Task brief:
Could you please output all of the records exactly?

Data provided:
※

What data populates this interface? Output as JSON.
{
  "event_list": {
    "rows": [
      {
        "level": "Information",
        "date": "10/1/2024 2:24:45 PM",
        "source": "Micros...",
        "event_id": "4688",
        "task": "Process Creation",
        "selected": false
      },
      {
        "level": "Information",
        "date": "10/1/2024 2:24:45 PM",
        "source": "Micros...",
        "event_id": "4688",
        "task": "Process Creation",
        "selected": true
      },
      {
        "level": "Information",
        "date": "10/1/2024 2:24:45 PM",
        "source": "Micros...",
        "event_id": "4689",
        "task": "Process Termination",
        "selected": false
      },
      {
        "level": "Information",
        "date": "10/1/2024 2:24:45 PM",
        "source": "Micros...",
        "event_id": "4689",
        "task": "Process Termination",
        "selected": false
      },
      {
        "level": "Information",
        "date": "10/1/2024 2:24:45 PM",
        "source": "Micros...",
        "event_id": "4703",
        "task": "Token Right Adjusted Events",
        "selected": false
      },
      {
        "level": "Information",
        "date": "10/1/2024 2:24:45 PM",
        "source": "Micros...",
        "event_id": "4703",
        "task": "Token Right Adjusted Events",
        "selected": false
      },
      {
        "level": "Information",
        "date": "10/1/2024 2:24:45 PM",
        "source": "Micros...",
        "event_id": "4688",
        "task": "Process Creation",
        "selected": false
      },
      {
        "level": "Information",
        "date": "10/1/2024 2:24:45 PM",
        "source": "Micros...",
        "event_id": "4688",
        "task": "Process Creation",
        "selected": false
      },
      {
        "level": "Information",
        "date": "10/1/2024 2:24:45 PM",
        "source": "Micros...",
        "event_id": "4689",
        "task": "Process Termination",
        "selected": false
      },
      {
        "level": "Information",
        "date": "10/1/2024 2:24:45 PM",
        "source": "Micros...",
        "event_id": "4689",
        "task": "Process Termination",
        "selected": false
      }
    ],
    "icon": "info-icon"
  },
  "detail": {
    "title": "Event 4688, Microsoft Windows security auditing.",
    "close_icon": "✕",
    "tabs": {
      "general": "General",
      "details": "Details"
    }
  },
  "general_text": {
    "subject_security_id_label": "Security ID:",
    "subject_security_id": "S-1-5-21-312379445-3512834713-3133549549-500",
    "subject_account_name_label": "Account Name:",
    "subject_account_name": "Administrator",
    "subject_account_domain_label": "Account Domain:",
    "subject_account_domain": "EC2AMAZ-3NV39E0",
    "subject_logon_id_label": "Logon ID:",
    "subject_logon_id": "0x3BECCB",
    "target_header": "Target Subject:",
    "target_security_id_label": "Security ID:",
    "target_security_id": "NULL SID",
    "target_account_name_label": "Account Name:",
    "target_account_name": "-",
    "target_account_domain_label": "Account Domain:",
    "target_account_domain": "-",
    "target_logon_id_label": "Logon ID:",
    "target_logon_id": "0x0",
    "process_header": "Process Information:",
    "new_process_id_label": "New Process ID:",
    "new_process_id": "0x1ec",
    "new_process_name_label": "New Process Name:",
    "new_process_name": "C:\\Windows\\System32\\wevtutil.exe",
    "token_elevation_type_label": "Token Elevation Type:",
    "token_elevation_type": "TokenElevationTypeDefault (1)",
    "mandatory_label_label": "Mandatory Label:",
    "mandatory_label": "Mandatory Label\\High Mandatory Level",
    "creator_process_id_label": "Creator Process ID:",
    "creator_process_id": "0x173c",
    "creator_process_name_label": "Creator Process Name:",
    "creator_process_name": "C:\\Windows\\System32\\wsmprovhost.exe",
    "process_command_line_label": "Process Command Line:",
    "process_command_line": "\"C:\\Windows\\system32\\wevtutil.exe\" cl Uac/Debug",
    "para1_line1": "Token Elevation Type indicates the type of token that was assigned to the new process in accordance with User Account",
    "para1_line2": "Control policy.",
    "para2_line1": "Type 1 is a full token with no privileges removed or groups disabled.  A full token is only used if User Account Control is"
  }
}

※

Exercise output:
What data populates this interface? Output as JSON.
{
  "event_list": {
    "rows": [
      {
        "level": "Information",
        "date": "10/1/2024 2:24:45 PM",
        "source": "Micros...",
        "event_id": "4688",
        "task": "Process Creation",
        "selected": false
      },
      {
        "level": "Information",
        "date": "10/1/2024 2:24:45 PM",
        "source": "Micros...",
        "event_id": "4688",
        "task": "Process Creation",
        "selected": true
      },
      {
        "level": "Information",
        "date": "10/1/2024 2:24:45 PM",
        "source": "Micros...",
        "event_id": "4689",
        "task": "Process Termination",
        "selected": false
      },
      {
        "level": "Information",
        "date": "10/1/2024 2:24:45 PM",
        "source": "Micros...",
        "event_id": "4689",
        "task": "Process Termination",
        "selected": false
      },
      {
        "level": "Information",
        "date": "10/1/2024 2:24:45 PM",
        "source": "Micros...",
        "event_id": "4703",
        "task": "Token Right Adjusted Events",
        "selected": false
      },
      {
        "level": "Information",
        "date": "10/1/2024 2:24:45 PM",
        "source": "Micros...",
        "event_id": "4703",
        "task": "Token Right Adjusted Events",
        "selected": false
      },
      {
        "level": "Information",
        "date": "10/1/2024 2:24:45 PM",
        "source": "Micros...",
        "event_id": "4688",
        "task": "Process Creation",
        "selected": false
      },
      {
        "level": "Information",
        "date": "10/1/2024 2:24:45 PM",
        "source": "Micros...",
        "event_id": "4688",
        "task": "Process Creation",
        "selected": false
      },
      {
        "level": "Information",
        "date": "10/1/2024 2:24:45 PM",
        "source": "Micros...",
        "event_id": "4689",
        "task": "Process Termination",
        "selected": false
      },
      {
        "level": "Information",
        "date": "10/1/2024 2:24:45 PM",
        "source": "Micros...",
        "event_id": "4689",
        "task": "Process Termination",
        "selected": false
      }
    ],
    "icon": "info-icon"
  },
  "detail": {
    "title": "Event 4688, Microsoft Windows security auditing.",
    "close_icon": "✕",
    "tabs": {
      "general": "General",
      "details": "Details"
    }
  },
  "general_text": {
    "subject_security_id_label": "Security ID:",
    "subject_security_id": "S-1-5-21-312379445-3512834713-3133549549-500",
    "subject_account_name_label": "Account Name:",
    "subject_account_name": "Administrator",
    "subject_account_domain_label": "Account Domain:",
    "subject_account_domain": "EC2AMAZ-3NV39E0",
    "subject_logon_id_label": "Logon ID:",
    "subject_logon_id": "0x3BECCB",
    "target_header": "Target Subject:",
    "target_security_id_label": "Security ID:",
    "target_security_id": "NULL SID",
    "target_account_name_label": "Account Name:",
    "target_account_name": "-",
    "target_account_domain_label": "Account Domain:",
    "target_account_domain": "-",
    "target_logon_id_label": "Logon ID:",
    "target_logon_id": "0x0",
    "process_header": "Process Information:",
    "new_process_id_label": "New Process ID:",
    "new_process_id": "0x1ec",
    "new_process_name_label": "New Process Name:",
    "new_process_name": "C:\\Windows\\System32\\wevtutil.exe",
    "token_elevation_type_label": "Token Elevation Type:",
    "token_elevation_type": "TokenElevationTypeDefault (1)",
    "mandatory_label_label": "Mandatory Label:",
    "mandatory_label": "Mandatory Label\\High Mandatory Level",
    "creator_process_id_label": "Creator Process ID:",
    "creator_process_id": "0x173c",
    "creator_process_name_label": "Creator Process Name:",
    "creator_process_name": "C:\\Windows\\System32\\wsmprovhost.exe",
    "process_command_line_label": "Process Command Line:",
    "process_command_line": "\"C:\\Windows\\system32\\wevtutil.exe\" cl Uac/Debug",
    "para1_line1": "Token Elevation Type indicates the type of token that was assigned to the new process in accordance with User Account",
    "para1_line2": "Control policy.",
    "para2_line1": "Type 1 is a full token with no privileges removed or groups disabled.  A full token is only used if User Account Control is"
  }
}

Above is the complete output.